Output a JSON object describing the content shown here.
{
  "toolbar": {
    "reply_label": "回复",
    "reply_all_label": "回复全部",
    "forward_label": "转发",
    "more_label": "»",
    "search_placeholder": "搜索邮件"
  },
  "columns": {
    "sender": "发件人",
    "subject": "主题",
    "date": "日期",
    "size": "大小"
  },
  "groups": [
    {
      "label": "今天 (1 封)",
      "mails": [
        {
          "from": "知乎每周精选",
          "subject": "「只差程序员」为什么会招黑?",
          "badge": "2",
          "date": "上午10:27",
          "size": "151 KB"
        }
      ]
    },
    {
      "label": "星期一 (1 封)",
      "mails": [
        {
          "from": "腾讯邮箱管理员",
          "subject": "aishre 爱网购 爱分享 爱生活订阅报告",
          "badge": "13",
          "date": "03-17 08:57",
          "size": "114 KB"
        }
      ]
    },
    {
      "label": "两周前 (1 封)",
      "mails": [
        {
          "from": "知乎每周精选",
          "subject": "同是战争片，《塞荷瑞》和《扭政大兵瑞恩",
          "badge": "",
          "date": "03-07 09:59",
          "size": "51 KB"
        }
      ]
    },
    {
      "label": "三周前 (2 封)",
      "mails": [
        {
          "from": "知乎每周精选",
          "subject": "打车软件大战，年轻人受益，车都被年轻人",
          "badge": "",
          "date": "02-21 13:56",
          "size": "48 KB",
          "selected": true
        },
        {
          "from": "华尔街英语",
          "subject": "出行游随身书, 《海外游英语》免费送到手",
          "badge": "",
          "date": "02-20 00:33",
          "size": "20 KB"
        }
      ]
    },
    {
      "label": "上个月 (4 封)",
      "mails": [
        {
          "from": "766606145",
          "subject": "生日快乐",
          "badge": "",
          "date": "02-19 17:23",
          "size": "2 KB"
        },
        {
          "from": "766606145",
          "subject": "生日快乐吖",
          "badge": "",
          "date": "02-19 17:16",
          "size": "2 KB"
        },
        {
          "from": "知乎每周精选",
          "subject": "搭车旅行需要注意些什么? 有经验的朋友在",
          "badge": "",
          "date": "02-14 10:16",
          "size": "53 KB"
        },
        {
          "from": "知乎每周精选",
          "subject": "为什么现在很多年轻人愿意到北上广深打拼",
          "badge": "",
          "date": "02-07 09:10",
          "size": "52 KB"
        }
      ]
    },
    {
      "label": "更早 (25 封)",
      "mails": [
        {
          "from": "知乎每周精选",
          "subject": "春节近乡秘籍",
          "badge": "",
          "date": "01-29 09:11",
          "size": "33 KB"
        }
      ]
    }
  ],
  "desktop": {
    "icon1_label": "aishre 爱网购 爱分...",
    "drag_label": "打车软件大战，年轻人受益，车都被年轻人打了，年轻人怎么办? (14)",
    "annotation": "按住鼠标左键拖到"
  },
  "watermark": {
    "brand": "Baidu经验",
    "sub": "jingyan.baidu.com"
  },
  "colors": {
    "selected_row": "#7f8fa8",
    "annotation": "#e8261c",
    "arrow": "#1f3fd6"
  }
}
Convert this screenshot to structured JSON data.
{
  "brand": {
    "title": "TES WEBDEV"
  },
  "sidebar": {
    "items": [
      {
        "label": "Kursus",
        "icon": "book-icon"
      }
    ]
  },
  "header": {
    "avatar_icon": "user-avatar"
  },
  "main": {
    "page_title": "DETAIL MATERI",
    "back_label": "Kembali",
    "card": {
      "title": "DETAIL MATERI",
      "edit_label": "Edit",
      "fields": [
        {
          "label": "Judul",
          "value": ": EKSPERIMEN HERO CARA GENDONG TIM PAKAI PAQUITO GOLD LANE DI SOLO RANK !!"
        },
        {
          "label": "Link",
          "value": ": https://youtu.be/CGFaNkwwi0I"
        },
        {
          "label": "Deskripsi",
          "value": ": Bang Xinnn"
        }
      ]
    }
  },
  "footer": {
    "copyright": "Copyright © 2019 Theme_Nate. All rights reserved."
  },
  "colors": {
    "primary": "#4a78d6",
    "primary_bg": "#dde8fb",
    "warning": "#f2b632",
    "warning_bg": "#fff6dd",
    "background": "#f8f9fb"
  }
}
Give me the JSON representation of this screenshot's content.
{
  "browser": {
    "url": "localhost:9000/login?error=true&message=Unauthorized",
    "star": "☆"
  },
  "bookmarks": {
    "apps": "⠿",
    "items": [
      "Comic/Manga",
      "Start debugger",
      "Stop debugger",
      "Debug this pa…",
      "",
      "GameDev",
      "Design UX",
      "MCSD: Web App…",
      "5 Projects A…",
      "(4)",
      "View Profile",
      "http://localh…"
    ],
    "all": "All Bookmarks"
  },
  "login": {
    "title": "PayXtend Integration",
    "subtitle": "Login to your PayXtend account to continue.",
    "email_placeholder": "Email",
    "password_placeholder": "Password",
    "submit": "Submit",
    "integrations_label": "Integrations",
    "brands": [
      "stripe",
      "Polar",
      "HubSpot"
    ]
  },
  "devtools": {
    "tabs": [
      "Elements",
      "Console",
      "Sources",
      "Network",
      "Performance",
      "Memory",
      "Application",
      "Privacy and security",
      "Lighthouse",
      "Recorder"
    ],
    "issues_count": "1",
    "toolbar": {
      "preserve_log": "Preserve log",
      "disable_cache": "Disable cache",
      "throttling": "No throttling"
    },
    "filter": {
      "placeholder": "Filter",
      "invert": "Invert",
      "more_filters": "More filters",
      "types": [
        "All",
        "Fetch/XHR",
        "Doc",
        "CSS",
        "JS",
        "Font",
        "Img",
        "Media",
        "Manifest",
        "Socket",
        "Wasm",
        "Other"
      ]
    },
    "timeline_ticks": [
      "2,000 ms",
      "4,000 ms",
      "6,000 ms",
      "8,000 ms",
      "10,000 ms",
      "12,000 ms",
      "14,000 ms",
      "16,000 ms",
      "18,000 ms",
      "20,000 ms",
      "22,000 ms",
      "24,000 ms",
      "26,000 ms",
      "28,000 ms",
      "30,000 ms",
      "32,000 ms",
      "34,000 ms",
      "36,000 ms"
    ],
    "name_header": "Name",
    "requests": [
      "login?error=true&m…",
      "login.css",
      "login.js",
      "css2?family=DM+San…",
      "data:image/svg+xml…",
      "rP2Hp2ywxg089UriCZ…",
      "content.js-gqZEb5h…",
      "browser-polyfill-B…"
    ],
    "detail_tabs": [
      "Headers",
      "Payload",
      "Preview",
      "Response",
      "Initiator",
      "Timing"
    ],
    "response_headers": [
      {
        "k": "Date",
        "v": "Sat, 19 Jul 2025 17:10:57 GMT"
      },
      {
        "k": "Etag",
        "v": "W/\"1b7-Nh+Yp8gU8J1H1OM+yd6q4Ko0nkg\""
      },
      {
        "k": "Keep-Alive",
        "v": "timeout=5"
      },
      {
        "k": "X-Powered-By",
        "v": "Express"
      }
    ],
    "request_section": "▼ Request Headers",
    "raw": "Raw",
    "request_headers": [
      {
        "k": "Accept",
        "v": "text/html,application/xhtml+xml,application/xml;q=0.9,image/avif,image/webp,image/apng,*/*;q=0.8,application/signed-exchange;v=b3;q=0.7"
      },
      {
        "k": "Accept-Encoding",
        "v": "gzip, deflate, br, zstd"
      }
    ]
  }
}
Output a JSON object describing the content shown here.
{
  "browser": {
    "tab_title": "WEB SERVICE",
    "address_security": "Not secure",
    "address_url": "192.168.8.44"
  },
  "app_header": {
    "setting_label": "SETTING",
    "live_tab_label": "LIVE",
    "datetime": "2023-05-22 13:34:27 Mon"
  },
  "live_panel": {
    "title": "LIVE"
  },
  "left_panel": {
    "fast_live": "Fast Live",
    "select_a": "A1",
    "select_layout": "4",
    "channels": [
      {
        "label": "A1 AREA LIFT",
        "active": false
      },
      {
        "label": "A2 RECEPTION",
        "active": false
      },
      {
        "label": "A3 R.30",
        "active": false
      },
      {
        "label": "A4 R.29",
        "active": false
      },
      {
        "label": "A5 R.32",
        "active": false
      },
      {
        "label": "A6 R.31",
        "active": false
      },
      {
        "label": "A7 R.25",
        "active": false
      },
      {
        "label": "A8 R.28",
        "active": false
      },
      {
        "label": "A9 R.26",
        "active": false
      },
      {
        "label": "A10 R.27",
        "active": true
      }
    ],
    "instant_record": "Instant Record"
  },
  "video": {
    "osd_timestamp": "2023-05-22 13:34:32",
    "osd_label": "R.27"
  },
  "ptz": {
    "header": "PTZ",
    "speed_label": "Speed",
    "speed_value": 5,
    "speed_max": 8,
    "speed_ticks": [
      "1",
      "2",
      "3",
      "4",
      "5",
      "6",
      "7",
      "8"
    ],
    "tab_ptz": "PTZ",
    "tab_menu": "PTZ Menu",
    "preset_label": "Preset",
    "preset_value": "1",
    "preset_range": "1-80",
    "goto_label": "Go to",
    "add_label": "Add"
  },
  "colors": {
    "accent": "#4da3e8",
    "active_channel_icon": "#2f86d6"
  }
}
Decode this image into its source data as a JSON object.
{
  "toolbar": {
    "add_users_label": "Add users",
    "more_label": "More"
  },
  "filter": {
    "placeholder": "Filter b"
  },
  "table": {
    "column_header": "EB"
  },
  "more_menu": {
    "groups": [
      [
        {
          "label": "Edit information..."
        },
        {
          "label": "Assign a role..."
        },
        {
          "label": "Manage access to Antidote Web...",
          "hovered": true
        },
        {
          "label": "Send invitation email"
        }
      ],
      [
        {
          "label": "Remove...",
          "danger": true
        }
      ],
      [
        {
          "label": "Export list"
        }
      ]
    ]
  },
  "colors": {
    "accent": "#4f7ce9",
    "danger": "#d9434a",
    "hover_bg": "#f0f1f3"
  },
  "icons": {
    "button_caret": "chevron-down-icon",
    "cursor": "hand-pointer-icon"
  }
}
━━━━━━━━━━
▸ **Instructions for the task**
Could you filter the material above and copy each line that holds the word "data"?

▸ **Exercise result**
Convert this screenshot to structured JSON data.
      "data:image/svg+xml…",
Decode this image into its source data as a JSON object.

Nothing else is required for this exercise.